TASK GOAL: With no edits of any kind, print each record that follows.
(Beginning of MATERIAL FOR THIS EXERCISE)
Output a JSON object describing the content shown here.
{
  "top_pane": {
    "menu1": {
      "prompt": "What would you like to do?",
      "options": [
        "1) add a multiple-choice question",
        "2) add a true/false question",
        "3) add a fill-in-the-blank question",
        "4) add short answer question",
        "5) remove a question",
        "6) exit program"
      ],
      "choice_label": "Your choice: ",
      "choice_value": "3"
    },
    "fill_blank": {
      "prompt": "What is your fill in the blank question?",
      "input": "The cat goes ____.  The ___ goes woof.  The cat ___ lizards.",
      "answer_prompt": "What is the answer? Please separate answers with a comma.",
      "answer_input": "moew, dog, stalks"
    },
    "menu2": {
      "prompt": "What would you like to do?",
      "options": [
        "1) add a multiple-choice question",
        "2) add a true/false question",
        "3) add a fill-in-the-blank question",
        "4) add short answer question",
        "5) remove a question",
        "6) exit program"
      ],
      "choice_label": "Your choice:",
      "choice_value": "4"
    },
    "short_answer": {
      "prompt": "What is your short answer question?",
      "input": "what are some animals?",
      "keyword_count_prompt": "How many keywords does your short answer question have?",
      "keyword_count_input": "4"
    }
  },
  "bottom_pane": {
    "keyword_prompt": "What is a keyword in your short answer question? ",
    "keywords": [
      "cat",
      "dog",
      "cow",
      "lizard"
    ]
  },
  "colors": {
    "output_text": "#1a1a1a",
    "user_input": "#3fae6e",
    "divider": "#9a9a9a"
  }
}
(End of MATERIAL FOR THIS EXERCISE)
OUTPUT OF THE TASK:
Output a JSON object describing the content shown here.
{
  "top_pane": {
    "menu1": {
      "prompt": "What would you like to do?",
      "options": [
        "1) add a multiple-choice question",
        "2) add a true/false question",
        "3) add a fill-in-the-blank question",
        "4) add short answer question",
        "5) remove a question",
        "6) exit program"
      ],
      "choice_label": "Your choice: ",
      "choice_value": "3"
    },
    "fill_blank": {
      "prompt": "What is your fill in the blank question?",
      "input": "The cat goes ____.  The ___ goes woof.  The cat ___ lizards.",
      "answer_prompt": "What is the answer? Please separate answers with a comma.",
      "answer_input": "moew, dog, stalks"
    },
    "menu2": {
      "prompt": "What would you like to do?",
      "options": [
        "1) add a multiple-choice question",
        "2) add a true/false question",
        "3) add a fill-in-the-blank question",
        "4) add short answer question",
        "5) remove a question",
        "6) exit program"
      ],
      "choice_label": "Your choice:",
      "choice_value": "4"
    },
    "short_answer": {
      "prompt": "What is your short answer question?",
      "input": "what are some animals?",
      "keyword_count_prompt": "How many keywords does your short answer question have?",
      "keyword_count_input": "4"
    }
  },
  "bottom_pane": {
    "keyword_prompt": "What is a keyword in your short answer question? ",
    "keywords": [
      "cat",
      "dog",
      "cow",
      "lizard"
    ]
  },
  "colors": {
    "output_text": "#1a1a1a",
    "user_input": "#3fae6e",
    "divider": "#9a9a9a"
  }
}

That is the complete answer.